- **Records supplied**:
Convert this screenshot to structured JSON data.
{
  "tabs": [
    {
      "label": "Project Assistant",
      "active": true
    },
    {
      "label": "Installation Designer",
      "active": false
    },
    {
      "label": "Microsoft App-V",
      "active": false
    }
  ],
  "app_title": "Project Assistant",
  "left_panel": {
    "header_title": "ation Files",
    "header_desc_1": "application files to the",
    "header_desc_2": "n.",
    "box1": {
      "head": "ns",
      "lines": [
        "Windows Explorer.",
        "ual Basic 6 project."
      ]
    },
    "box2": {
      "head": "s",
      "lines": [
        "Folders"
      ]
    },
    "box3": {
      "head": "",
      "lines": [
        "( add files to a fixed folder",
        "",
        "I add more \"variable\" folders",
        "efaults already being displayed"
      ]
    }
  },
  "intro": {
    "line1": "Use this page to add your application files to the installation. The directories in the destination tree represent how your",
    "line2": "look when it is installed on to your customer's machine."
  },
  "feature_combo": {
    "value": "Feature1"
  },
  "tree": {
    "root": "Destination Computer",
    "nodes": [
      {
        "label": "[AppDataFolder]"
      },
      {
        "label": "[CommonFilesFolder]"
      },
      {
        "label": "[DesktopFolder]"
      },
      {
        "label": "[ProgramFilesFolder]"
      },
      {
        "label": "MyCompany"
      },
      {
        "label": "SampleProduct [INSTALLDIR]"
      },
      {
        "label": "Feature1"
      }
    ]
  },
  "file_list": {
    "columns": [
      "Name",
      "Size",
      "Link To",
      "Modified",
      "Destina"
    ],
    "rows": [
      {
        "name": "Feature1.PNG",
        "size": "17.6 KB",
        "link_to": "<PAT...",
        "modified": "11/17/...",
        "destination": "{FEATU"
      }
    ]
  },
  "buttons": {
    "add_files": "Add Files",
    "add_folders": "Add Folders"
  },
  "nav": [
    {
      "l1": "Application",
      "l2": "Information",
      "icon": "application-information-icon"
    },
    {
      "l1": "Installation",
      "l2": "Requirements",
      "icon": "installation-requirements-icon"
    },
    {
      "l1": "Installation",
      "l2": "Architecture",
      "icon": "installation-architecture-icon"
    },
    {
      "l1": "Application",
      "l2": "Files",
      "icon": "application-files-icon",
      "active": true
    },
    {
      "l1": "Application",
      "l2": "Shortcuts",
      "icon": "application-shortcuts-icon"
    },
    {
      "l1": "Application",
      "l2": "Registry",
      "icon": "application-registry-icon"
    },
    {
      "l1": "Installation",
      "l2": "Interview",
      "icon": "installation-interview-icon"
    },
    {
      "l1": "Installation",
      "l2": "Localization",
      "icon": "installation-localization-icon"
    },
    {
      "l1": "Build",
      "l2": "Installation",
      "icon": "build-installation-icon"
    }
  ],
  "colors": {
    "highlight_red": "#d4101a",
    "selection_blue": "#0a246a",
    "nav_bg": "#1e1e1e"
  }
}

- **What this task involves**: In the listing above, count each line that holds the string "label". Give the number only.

- **Output**: 10